The blooming of the cherry trees around the Tidal Basin in Washington has come to symbolize the natural beauty of our nation's capital city. The famous trees — a gift from Japan in 1912 — signal Washington's rite of spring with an explosion of life and color that surrounds the Tidal Basin in a sea of pale pink and white blossoms.
Hundreds of thousands of city residents and visitors from across the nation and around the world come to Washington D.C. to witness the spectacle, hoping that the trees will be at the peak of bloom for the National Cherry Blossom Festival. The festival celebrates the gift of the cherry blossom trees and their symbol of enduring friendship between the citizens of Japan and the United States.
Here are a few unique ways you can experience the cherry blossoms.
Use the cherry tree field guide to identify the types of cherry blossom trees in the Tidal Basin. You can also learn how National Park Service cares for and maintains the trees.
Watch the blooming of the cherry trees along the Tidal Basin from a webcam hosted by the Trust for the National Mall.
See the cherry blossoms at the National Mall and Memorial Parks whenever and wherever with virtual cherry blossom tours.
Take a virtual walk around the Tidal Basin trail and visit some of the nearby monuments in 360 degrees. Or hop in a paddle boat and see the Tidal Basin from the water side by joining a virtual paddle boat tour during the bloom.
For those in Washington D.C., take any of the following loops to experience the cherry blossoms.
Read about the history of the cherry trees and the people involved in bringing them to the District of Columbia, such as Eliza Scidmore who worked with First Lady Helen Taft, the manager of Washington area parks, and representatives of Japan to plant the cherry trees.
The project faced many setbacks, but eventually succeeded.

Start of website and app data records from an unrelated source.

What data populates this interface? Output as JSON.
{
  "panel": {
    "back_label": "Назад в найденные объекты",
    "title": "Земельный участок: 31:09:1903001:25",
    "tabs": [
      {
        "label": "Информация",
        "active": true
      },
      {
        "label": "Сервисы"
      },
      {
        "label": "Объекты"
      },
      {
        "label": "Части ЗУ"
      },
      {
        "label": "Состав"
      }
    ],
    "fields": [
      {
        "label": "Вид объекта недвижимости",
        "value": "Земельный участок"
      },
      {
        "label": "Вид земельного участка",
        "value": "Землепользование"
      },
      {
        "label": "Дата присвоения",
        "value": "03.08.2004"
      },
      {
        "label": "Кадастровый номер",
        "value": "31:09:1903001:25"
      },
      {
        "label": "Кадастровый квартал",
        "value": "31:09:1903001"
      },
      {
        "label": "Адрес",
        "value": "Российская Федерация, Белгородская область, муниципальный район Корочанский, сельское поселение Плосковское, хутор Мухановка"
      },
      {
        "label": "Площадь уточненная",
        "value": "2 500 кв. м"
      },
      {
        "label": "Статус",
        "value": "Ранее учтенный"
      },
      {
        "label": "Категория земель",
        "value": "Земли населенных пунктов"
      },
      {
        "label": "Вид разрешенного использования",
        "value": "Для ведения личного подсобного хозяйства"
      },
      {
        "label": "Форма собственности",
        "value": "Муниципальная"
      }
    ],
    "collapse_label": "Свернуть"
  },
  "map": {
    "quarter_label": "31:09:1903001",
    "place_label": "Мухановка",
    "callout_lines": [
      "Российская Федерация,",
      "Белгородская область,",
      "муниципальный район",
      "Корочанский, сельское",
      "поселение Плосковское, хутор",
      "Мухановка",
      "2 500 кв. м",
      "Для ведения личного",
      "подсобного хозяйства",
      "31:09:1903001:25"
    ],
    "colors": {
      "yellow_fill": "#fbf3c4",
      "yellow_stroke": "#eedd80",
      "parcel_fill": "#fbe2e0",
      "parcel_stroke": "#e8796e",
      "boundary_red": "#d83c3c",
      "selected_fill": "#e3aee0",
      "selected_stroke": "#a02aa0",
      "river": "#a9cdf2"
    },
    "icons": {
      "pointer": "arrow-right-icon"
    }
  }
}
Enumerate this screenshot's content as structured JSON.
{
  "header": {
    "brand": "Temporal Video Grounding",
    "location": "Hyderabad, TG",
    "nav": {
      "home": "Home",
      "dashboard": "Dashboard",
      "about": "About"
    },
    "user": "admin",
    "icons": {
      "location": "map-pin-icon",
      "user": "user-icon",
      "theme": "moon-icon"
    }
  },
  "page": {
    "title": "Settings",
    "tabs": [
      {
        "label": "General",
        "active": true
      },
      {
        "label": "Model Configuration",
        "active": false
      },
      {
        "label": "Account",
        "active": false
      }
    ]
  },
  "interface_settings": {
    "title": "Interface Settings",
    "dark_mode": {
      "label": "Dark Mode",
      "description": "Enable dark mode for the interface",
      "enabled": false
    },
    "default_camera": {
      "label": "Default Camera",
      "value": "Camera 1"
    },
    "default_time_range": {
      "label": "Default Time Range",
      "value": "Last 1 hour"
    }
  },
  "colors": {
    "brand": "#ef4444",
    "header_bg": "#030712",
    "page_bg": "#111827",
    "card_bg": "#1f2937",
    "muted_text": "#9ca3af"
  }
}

Today, these trees stand not only as a powerful symbol of friendship between nations, but as an inspiring reminder of the difference people can make by faithfully pursuing a dream.
To learn more, visit the National Park Service's Cherry Blossom Festival website.